It's also the yearly gathering of sex offenders in Bexar County.
On Monday, between 5:30 p.m. and 10 p.m., some 300 registered sex offenders will crowd a county building to attend seminars reminding them of their limited civil rights. One class is on probation rules—outlining where they're not allowed to live, work, or visit. Another is on changes in modern technology—adding new apps and devices to a long list of things they cannot use. Shannon Jones, supervisor of the Sex Offender Management Unit, said it will be a win-win event.
"It's something beneficial for them," said Jones, who's put the event on for seven years. "They get ten hours of community service, we get to keep our community safe."

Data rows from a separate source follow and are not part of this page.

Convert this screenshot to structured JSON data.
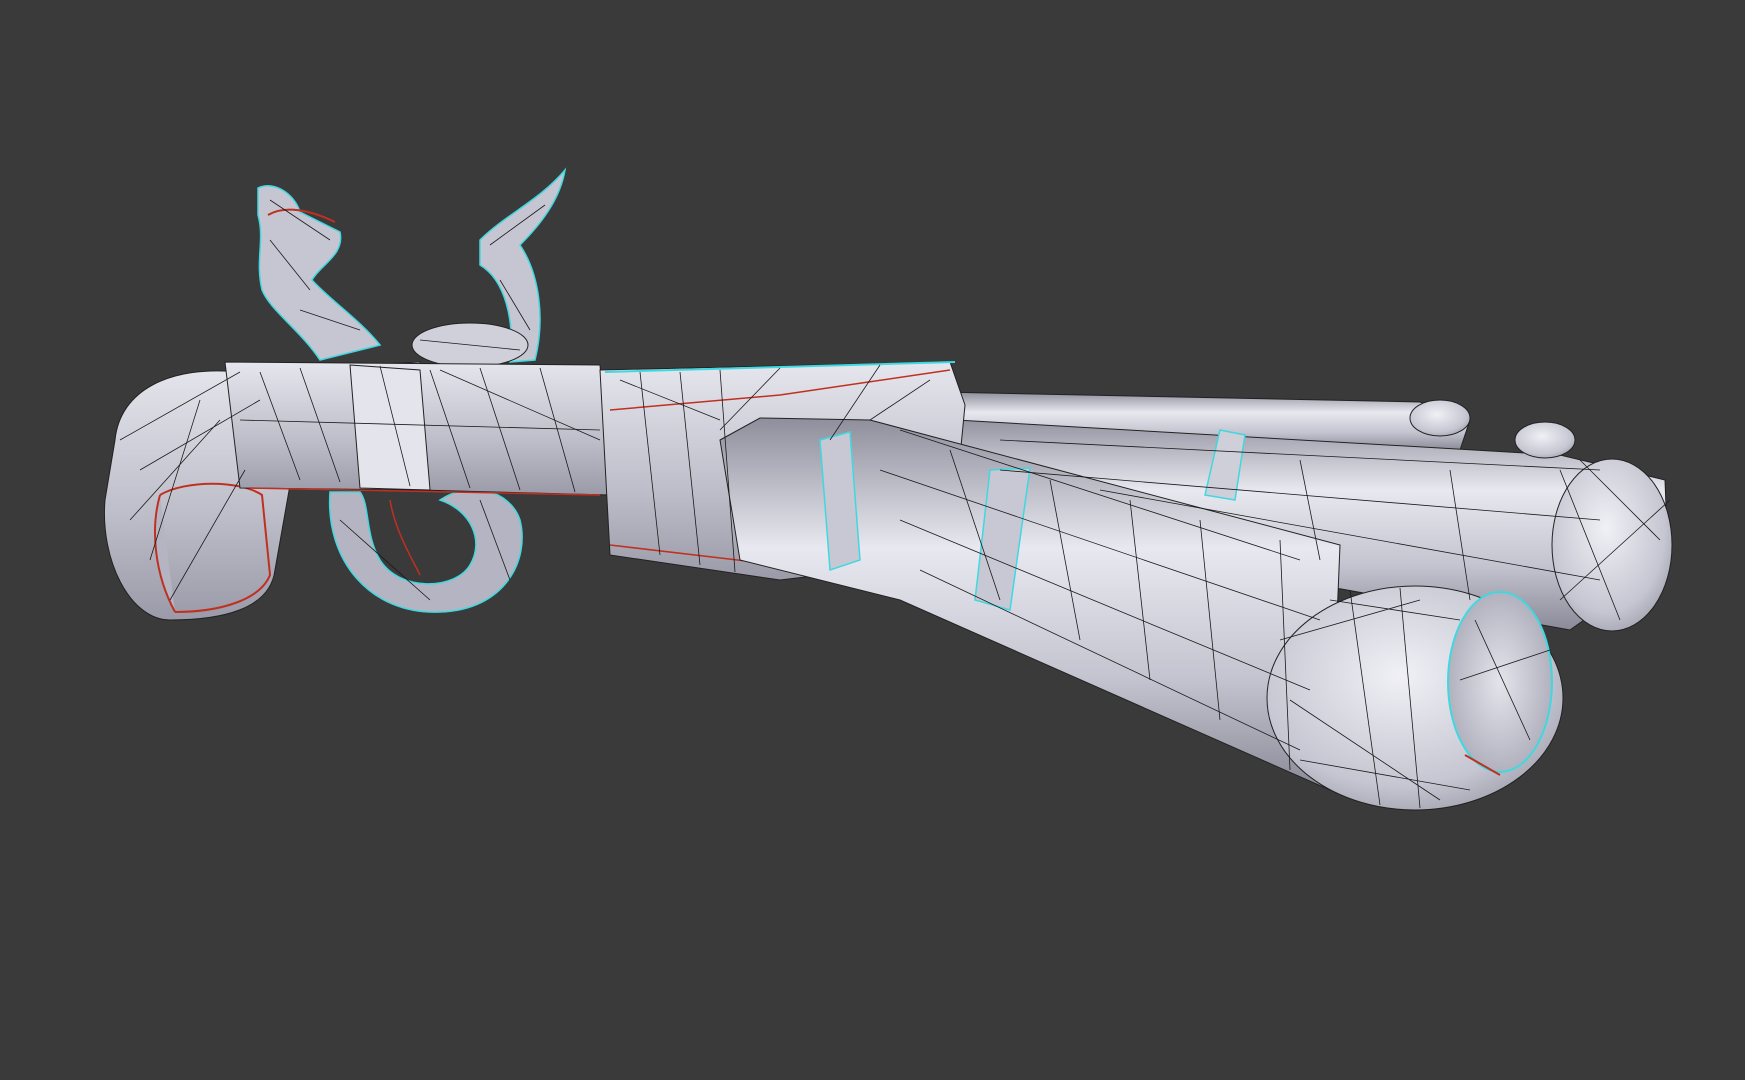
{
  "viewport": {
    "background": "#3a3a3a",
    "mode": "solid-wireframe",
    "object": "flintlock-pistol-mesh"
  },
  "colors": {
    "mesh_fill_light": "#d8d8e2",
    "mesh_fill_mid": "#b4b4c2",
    "mesh_fill_dark": "#8c8c9a",
    "wire": "#1a1a1a",
    "seam_edge": "#c03020",
    "boundary_edge": "#40d8e0"
  }
}
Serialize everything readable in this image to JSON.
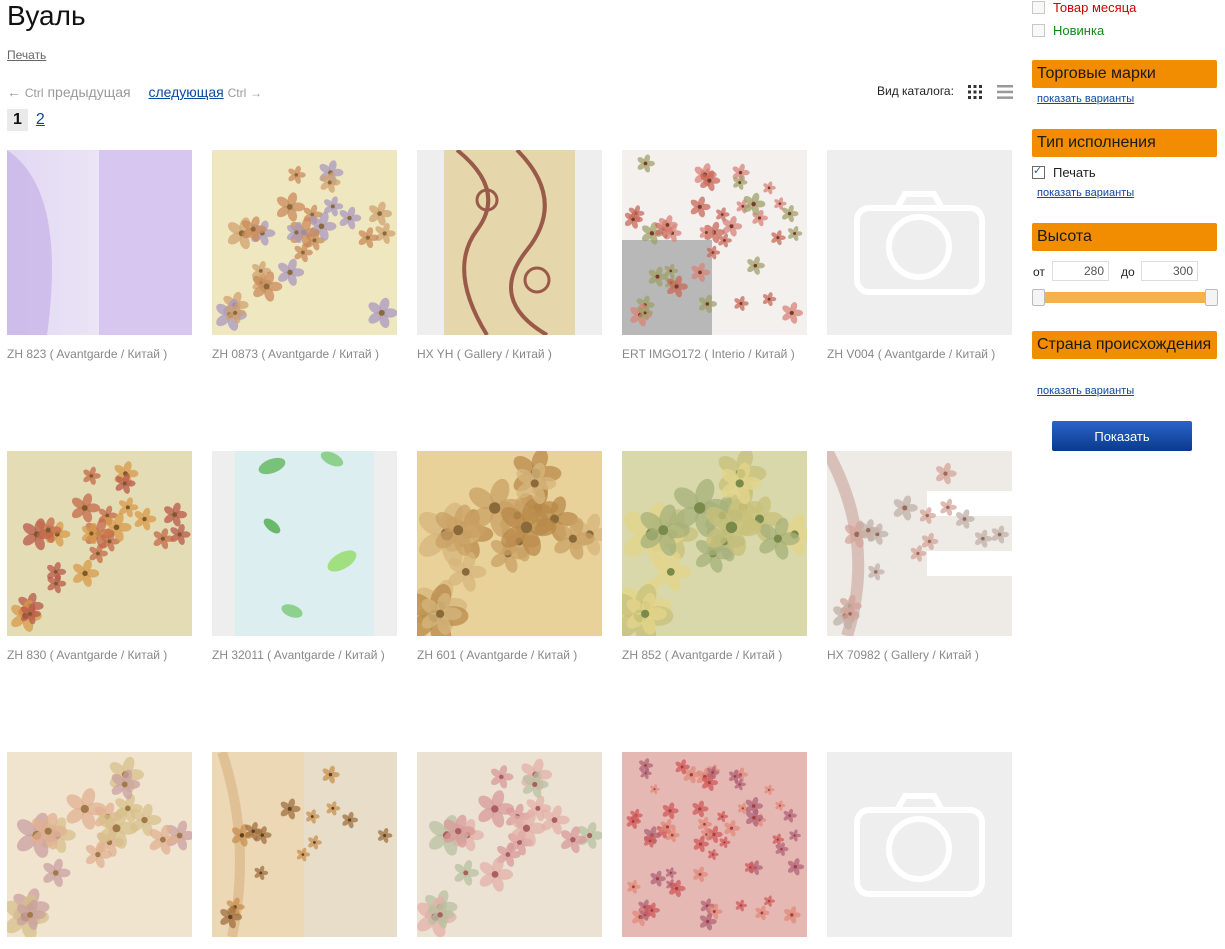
{
  "page": {
    "title": "Вуаль",
    "print_label": "Печать",
    "prev_arrow": "←",
    "prev_ctrl": "Ctrl",
    "prev_label": "предыдущая",
    "next_label": "следующая",
    "next_ctrl": "Ctrl",
    "next_arrow": "→",
    "view_label": "Вид каталога:",
    "pages": [
      "1",
      "2"
    ]
  },
  "products": [
    {
      "caption": "ZH 823 ( Avantgarde / Китай )",
      "pattern": "sheer-violet"
    },
    {
      "caption": "ZH 0873 ( Avantgarde / Китай )",
      "pattern": "floral-cream"
    },
    {
      "caption": "HX YH ( Gallery / Китай )",
      "pattern": "swirl-beige"
    },
    {
      "caption": "ERT IMGO172 ( Interio / Китай )",
      "pattern": "rose-curtain"
    },
    {
      "caption": "ZH V004 ( Avantgarde / Китай )",
      "pattern": "placeholder"
    },
    {
      "caption": "ZH 830 ( Avantgarde / Китай )",
      "pattern": "floral-sage"
    },
    {
      "caption": "ZH 32011 ( Avantgarde / Китай )",
      "pattern": "leaf-blue"
    },
    {
      "caption": "ZH 601 ( Avantgarde / Китай )",
      "pattern": "floral-gold"
    },
    {
      "caption": "ZH 852 ( Avantgarde / Китай )",
      "pattern": "floral-green"
    },
    {
      "caption": "HX 70982 ( Gallery / Китай )",
      "pattern": "swirl-curtain"
    },
    {
      "caption": "",
      "pattern": "floral-peach"
    },
    {
      "caption": "",
      "pattern": "butterfly-beige"
    },
    {
      "caption": "",
      "pattern": "rose-pink"
    },
    {
      "caption": "",
      "pattern": "confetti-red"
    },
    {
      "caption": "",
      "pattern": "placeholder"
    }
  ],
  "sidebar": {
    "month_label": "Товар месяца",
    "new_label": "Новинка",
    "brands_header": "Торговые марки",
    "brands_variants": "показать варианты",
    "type_header": "Тип исполнения",
    "type_option": "Печать",
    "type_variants": "показать варианты",
    "height_header": "Высота",
    "from_label": "от",
    "from_value": "280",
    "to_label": "до",
    "to_value": "300",
    "country_header": "Страна происхождения",
    "country_variants": "показать варианты",
    "show_button": "Показать"
  },
  "colors": {
    "accent": "#f28c00",
    "link": "#0a4aa0",
    "month": "#cc0000",
    "new": "#118811"
  }
}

Not every registered sex offender has to go to tonight's event, only people on probation or people that "don't like to comply," Jones said. Officers will be checking in on all other registered offenders at their homes tonight to make sure they aren't opening doors to trick-or-treaters or even leaving a porch light on, Jones says.
Tonight's mandatory event and check-ins apply to everyone who has been convicted of a sex offense in the state, even if it had nothing to do with children. Many get on the list for peeing in public, sexting, or being forced into prostitution. Meanwhile, people convicted for violent crimes against children—from neglect to physical abuse—are left unchecked on October 31.
Several studies have shown that the fears behind these classes are probably overblown—sex crimes don't increase on Halloween day, especially among past offenders. Still, Texas joins a handful of other states in requiring sex offenders to stay inside on Halloween (California calls their law "Operation Boo").
The only other holiday given this kind of treatment in Bexar County is Fiesta. Sex offenders are banned from participating in any of the festival's events. According to Jones, this is because many parents get drunk during Fiesta and don't keep track of their children. For some reason, registered offenders are the people punished for this problem.
"We don't have a trust relationship with these people," said Jones. "We never can be too careful."